Exercise details: Go line by line through the data and copy those with the word "thumb".

Information:

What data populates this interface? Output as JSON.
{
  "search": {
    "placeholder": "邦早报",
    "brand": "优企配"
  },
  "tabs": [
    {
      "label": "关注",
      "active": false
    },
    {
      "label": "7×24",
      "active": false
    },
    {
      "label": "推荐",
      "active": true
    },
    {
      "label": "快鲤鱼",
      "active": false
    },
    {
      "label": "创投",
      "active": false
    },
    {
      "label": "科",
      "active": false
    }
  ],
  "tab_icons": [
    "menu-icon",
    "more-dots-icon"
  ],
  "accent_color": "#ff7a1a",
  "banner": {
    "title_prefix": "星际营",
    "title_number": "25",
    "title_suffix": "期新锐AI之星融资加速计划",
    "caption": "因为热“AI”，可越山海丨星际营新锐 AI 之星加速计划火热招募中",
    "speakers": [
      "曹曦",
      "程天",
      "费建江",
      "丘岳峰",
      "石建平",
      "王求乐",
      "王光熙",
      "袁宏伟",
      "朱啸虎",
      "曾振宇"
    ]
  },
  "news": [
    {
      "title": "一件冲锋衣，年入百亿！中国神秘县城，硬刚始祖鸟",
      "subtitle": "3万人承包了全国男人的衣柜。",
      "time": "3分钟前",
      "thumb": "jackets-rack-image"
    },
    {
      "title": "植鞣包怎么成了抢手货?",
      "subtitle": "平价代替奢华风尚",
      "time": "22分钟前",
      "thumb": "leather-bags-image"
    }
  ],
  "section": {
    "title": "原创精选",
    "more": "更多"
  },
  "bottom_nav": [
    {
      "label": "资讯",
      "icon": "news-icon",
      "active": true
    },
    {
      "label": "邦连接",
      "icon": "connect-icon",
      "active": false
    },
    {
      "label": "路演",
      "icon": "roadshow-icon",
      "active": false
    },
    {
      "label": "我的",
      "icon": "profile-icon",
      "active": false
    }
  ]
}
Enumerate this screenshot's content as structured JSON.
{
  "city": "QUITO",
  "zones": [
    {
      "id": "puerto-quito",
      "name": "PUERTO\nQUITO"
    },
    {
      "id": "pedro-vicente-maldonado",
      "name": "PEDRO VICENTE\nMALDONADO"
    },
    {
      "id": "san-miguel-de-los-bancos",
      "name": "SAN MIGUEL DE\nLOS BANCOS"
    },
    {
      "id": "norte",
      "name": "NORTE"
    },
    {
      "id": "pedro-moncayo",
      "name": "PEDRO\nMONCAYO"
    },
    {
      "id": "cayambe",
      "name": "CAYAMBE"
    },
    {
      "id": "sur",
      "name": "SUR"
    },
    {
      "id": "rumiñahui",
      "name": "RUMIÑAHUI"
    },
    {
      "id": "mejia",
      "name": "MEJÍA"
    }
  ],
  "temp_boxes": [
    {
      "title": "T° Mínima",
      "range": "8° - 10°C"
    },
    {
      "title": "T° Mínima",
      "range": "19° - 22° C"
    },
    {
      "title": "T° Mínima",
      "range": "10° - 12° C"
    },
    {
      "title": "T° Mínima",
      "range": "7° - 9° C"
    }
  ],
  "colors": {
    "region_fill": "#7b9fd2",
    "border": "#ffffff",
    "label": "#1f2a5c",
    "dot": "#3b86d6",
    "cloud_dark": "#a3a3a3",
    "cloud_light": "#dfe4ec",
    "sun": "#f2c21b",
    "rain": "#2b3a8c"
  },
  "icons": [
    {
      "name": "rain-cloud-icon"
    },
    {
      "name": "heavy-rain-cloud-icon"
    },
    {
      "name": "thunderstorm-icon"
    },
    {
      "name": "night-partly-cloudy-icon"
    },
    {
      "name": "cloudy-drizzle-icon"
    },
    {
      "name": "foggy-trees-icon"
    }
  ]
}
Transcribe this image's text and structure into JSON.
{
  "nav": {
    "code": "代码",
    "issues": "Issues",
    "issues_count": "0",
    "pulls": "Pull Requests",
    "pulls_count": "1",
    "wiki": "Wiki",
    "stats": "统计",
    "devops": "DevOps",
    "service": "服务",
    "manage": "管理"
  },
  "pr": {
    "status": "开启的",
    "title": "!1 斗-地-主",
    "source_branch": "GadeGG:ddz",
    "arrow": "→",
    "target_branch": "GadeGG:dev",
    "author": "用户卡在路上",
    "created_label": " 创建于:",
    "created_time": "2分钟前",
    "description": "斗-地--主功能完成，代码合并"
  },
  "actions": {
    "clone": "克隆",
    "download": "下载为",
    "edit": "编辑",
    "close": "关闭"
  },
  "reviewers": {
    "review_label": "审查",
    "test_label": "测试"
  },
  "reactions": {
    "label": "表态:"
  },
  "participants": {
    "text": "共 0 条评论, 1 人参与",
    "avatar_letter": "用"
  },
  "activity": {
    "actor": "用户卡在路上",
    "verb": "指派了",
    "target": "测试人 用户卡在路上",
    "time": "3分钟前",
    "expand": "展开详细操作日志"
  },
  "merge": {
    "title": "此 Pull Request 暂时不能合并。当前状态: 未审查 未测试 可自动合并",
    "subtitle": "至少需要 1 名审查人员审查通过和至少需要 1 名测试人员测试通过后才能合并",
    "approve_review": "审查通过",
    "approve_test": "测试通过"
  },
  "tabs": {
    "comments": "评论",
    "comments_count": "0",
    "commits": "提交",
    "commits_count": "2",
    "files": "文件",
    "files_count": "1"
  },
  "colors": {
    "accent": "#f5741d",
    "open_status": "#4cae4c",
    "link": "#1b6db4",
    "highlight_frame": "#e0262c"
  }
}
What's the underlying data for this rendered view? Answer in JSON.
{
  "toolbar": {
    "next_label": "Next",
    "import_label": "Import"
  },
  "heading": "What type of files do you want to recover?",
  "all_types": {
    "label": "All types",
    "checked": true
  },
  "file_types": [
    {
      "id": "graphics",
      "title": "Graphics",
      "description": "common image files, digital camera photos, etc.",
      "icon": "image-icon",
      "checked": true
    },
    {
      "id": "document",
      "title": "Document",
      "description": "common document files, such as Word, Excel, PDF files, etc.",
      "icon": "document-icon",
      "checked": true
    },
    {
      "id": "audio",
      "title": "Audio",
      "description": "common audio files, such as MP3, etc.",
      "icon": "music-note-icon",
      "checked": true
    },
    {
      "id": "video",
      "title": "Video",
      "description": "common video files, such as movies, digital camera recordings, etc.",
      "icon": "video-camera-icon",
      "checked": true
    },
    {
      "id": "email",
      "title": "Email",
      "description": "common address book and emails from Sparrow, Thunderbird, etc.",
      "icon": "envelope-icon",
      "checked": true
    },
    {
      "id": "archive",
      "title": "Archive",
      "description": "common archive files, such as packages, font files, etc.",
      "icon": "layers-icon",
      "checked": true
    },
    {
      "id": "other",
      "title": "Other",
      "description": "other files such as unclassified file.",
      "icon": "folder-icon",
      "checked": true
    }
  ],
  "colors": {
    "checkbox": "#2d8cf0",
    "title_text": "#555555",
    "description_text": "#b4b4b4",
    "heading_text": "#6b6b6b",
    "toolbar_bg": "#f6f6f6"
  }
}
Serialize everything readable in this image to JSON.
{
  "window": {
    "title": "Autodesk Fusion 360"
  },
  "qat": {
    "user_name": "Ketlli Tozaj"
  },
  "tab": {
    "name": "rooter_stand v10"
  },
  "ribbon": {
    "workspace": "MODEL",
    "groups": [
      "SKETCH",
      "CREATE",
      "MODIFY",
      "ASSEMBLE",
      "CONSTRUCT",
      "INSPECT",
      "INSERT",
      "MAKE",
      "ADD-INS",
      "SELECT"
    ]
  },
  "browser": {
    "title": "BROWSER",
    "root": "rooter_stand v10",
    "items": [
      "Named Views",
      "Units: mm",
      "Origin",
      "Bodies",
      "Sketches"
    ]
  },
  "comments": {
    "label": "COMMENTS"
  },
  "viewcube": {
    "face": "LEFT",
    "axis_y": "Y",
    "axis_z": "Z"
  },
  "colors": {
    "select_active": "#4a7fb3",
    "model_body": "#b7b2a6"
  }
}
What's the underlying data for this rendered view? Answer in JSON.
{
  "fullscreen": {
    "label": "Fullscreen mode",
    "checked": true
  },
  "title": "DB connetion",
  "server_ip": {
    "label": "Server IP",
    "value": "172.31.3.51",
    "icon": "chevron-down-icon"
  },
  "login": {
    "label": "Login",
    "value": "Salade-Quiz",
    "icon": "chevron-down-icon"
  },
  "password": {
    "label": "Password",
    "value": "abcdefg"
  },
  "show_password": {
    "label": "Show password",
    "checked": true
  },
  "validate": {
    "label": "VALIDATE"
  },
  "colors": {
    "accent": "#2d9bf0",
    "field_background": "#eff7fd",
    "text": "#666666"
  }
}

Problem solution:
      "thumb": "jackets-rack-image"
      "thumb": "leather-bags-image"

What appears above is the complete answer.